→ **YOUR OBJECTIVE**
From the records that follow, copy every line in which "مشاوره" appears.

(Data records for software interfaces)
..............................
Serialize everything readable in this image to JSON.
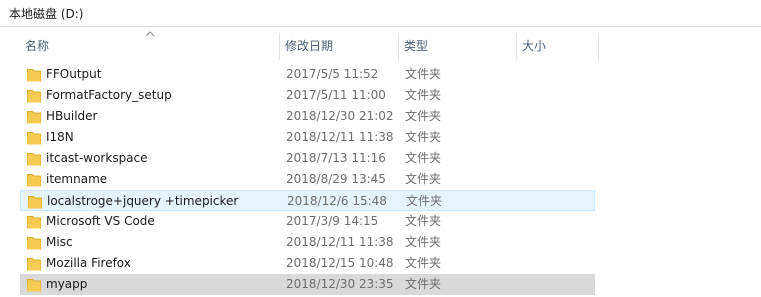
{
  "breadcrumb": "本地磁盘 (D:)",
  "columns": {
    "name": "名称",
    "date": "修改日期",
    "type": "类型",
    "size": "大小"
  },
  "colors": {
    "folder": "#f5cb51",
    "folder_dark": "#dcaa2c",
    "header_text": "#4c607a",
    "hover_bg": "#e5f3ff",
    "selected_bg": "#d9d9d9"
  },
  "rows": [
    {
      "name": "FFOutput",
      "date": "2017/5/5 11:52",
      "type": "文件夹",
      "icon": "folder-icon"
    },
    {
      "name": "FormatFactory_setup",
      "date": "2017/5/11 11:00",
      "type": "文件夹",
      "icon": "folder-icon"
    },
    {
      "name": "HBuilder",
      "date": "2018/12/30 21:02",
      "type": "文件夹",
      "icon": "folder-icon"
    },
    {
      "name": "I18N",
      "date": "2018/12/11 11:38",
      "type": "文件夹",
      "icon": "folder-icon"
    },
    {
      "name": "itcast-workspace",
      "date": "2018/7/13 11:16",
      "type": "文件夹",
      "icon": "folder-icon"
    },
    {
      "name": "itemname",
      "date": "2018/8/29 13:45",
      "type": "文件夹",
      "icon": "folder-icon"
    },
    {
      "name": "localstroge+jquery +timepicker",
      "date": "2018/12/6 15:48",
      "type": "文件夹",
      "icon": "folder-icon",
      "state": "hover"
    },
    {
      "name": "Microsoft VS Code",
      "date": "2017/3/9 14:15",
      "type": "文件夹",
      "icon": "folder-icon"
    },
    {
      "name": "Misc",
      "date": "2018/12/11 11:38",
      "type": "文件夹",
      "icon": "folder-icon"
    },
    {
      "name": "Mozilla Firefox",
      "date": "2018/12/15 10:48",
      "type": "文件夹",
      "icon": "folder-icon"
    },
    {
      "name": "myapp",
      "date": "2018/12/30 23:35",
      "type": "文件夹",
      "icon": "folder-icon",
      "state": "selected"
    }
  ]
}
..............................
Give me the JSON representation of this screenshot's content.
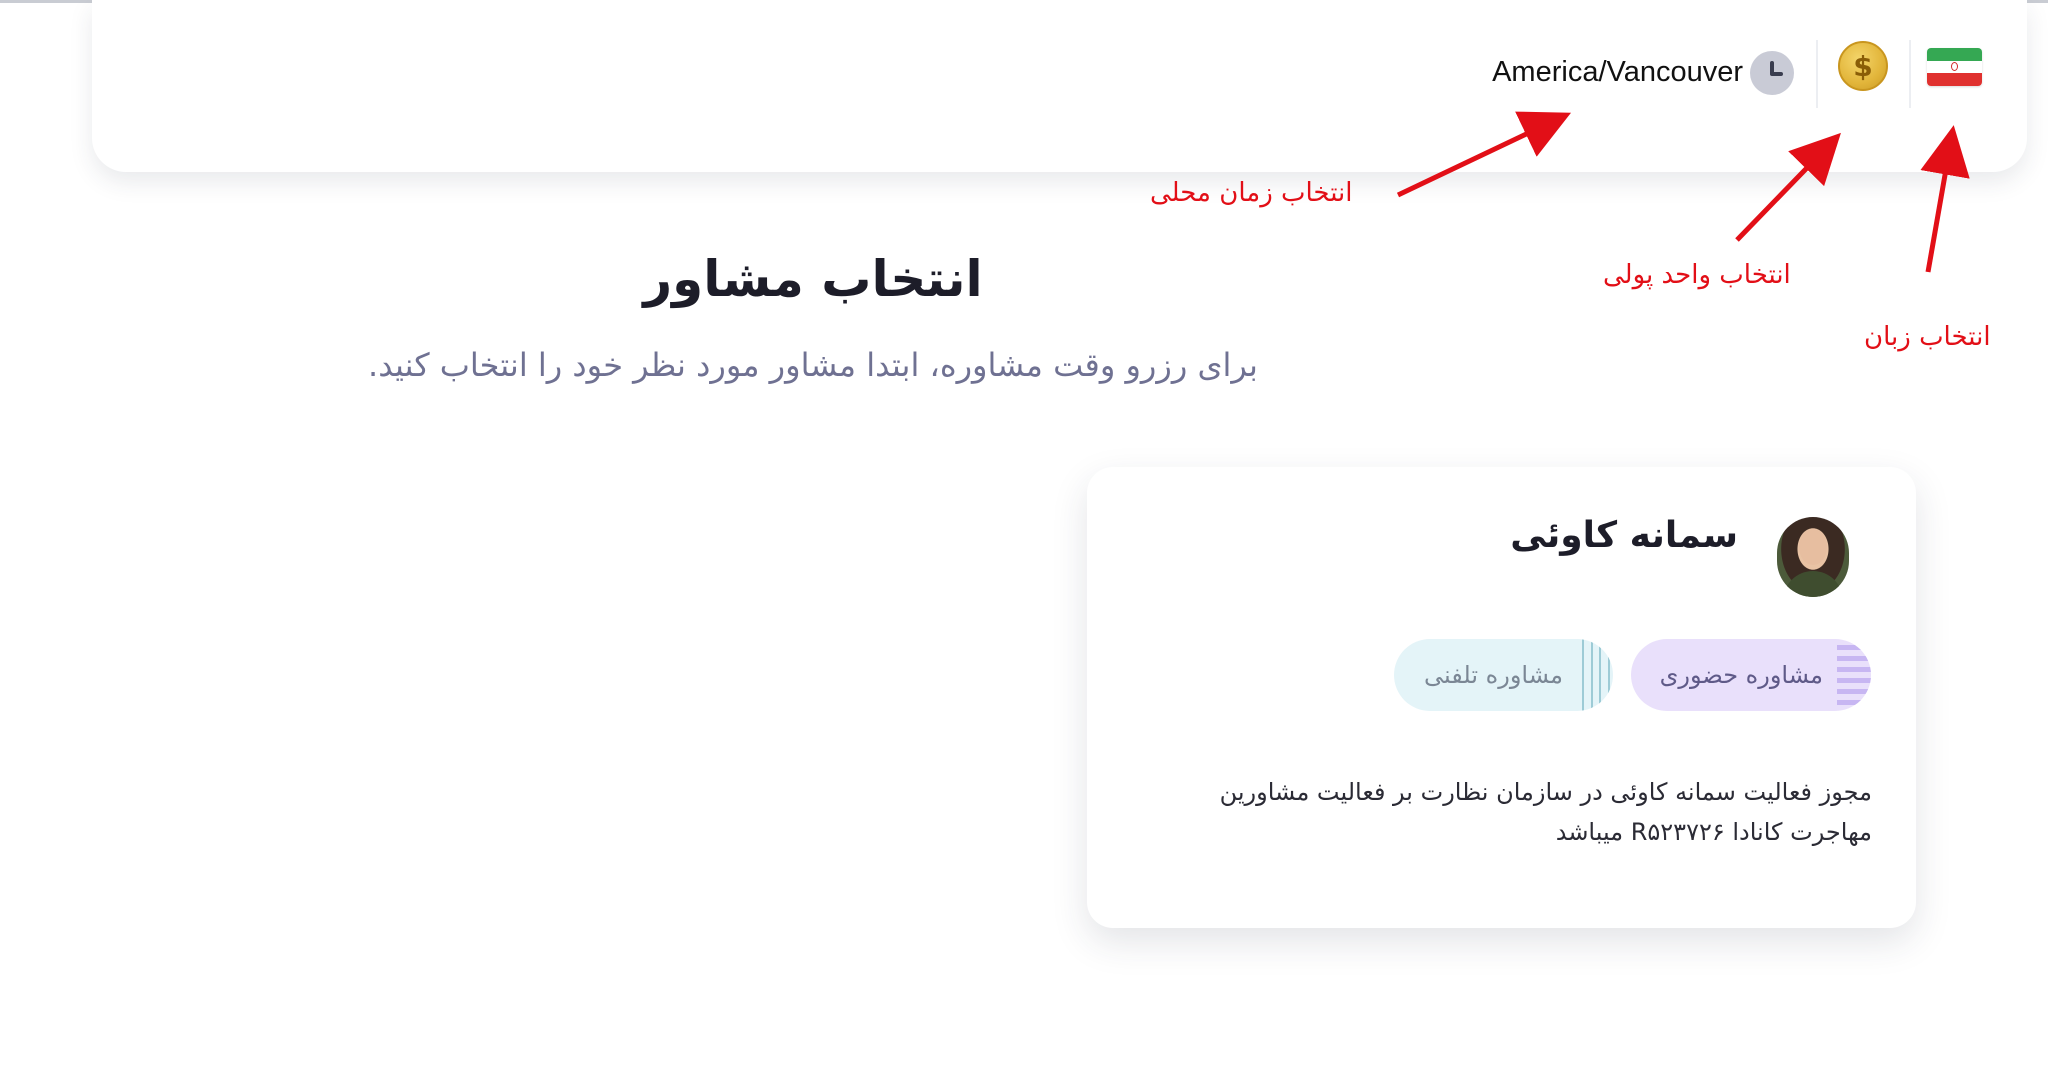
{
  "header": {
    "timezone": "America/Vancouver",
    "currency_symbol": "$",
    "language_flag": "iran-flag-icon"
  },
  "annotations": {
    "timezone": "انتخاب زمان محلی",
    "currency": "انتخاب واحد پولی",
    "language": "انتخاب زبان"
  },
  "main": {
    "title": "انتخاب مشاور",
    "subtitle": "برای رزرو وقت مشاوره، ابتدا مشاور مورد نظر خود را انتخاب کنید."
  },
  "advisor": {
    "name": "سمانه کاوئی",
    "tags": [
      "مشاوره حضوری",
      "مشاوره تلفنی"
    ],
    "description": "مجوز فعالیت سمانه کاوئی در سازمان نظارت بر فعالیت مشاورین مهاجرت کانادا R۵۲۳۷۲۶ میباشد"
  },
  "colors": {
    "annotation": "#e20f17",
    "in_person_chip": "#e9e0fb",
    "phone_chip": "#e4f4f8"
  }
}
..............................
→ **RESPONSE TO THE EXERCISE**
    "subtitle": "برای رزرو وقت مشاوره، ابتدا مشاور مورد نظر خود را انتخاب کنید."
      "مشاوره حضوری",
      "مشاوره تلفنی"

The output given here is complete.